The required result is the number of lines in this material containing the word "percent". Write that number and no other text.

__________________________________________________

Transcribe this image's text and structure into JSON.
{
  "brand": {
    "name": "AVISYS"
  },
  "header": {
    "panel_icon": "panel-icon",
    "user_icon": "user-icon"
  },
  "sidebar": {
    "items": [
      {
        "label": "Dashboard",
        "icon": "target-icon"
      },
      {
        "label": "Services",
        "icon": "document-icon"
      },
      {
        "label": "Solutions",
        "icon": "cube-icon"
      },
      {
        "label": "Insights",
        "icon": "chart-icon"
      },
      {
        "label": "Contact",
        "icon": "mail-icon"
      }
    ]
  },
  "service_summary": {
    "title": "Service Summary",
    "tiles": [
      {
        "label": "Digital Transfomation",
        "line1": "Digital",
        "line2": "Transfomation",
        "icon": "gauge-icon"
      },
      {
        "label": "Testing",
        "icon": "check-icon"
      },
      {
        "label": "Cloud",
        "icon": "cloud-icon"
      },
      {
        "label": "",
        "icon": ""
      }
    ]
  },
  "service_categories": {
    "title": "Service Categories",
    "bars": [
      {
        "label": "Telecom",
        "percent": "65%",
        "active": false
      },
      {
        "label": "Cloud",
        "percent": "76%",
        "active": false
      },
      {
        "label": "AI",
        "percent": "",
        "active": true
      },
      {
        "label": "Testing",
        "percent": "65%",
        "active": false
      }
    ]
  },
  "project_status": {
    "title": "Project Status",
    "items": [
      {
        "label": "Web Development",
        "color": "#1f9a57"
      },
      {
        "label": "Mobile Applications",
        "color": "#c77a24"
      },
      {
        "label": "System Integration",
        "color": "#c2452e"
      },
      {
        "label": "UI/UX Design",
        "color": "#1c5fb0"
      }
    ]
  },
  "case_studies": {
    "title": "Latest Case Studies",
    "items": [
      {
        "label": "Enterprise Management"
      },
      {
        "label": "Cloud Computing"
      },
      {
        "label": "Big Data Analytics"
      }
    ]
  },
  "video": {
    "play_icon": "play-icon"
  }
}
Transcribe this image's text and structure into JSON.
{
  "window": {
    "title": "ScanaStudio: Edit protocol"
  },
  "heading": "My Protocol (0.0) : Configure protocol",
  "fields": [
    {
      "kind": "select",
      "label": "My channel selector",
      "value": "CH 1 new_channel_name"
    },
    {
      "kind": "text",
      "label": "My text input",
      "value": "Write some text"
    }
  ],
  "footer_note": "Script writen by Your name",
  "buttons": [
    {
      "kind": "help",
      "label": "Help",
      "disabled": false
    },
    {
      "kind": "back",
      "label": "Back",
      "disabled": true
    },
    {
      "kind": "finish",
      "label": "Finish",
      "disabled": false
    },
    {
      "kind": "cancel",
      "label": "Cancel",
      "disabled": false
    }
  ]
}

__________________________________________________

• WRITTEN ANSWER:
4